Immunotherapy could be less effective for women with cancer than for men

Posted: 23rd May 18 2:28 PM

A pioneering cancer treatment that has been hailed as the future of oncology has been found to be significantly less effective for women than for men, new research has revealed.

The major review published in The Lancet found immunotherapy to be, on average, half as beneficial for female cancer sufferers.

What is immunotherapy and how can it help those with mesothelioma?

Immunotherapy is a type of cancer treatment that boosts the body’s natural defences to fight cancer.

It is a potential life-extending treatment for victims of mesothelioma, whose tumours have progressed even after using other forms of treatment. Although it is not effective for every patient, studies have shown that a significant proportion of patients derive a noticeable clinical benefit.

What does the latest review say?

The review found consistently better outcomes for men taking the immunotherapy drugs than the women, possibly due to immune system and hormonal differences.

However, immunotherapy was still found to be more effective for women than more traditional cancer drugs.

The authors of the review found that key drug trials were more likely to have been populated by male, rather than female, participants, but that doctors then applied the results equally across the sexes.
This means oncologists have been prescribing immunotherapy drugs to women based on safety and efficacy data gathered predominantly from men.

This raises the risk that female patients could be given unsafe doses, or prescribed the drugs on the basis of false optimism.

The researchers have also said that future trials should include more women to make the results more relevant to the whole patient population.

“Despite the available evidence on the potential role played by sex in influencing how drugs work, trials testing new therapies rarely take the sex into account,” said Dr Fabio Conforti, from the European Institute of Oncology.

“Both sex and gender can potentially affect the strength of the body’s immune response,” Dr Conforti continued.

On average, women mount stronger immune responses than men, which results in more rapid clearance of pathogens, explaining the lower severity and prevalence of many infections in women and a greater response to vaccinations than men.

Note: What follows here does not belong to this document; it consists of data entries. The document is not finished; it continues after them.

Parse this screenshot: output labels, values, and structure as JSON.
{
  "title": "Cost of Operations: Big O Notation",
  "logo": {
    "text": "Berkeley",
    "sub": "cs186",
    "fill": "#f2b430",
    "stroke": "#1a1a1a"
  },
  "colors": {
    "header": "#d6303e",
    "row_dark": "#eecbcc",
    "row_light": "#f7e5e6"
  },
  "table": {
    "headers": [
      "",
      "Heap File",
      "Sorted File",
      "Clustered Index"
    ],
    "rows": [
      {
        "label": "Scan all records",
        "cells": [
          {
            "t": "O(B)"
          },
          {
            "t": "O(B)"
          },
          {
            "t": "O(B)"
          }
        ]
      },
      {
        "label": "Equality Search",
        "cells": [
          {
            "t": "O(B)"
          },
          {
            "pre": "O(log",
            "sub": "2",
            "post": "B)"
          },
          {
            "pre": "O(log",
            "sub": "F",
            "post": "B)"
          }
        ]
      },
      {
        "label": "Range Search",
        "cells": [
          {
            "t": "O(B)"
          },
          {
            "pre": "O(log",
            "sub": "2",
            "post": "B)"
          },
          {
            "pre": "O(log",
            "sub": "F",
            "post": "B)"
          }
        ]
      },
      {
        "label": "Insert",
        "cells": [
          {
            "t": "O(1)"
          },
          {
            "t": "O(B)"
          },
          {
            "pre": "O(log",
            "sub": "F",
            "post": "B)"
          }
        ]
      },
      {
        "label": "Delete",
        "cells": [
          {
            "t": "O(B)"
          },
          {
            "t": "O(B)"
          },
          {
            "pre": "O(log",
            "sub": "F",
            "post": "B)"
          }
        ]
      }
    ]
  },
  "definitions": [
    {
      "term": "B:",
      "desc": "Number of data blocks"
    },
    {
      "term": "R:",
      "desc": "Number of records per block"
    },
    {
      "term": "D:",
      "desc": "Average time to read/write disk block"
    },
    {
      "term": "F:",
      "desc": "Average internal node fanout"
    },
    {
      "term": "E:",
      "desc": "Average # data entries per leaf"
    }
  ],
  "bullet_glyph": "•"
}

However, females also account for roughly 80% of all patients with systemic autoimmune diseases worldwide.

“Therefore, it’s possible that differences in the immune system of women and men could be relevant to the natural course of chronic inflammatory conditions, such as cancer, and potentially how they respond to drugs,” Dr Conforti said.

What is mesothelioma?

Mesothelioma is an incurable cancer caused, in the vast majority of cases, by exposure to asbestos dust and fibres.

It is a rare cancer, but it is becoming increasingly more common. Figures from the Health and Safety Executive show that more than 2,500 people are diagnosed with pleural mesothelioma in the UK each year and according to the Department for Work and Pensions, 53,000 people will die from pleural mesothelioma between 2013 and 2037.

There are about five times as many cases of the deadly lung cancer in men as there are in women. This is most likely because the majority of cases are found in an older generation of skilled and manual workmen who were exposed to asbestos dust and fibres during their working life.

Further reading

What is mesothelioma?

Cancer patients could be saved by early diagnosis using artificial intelligence

Possible mesothelioma breakthrough in Model Tomlin order for settlement of future immunotherapy claims

What do I tell my GP if I am worried about asbestos exposure?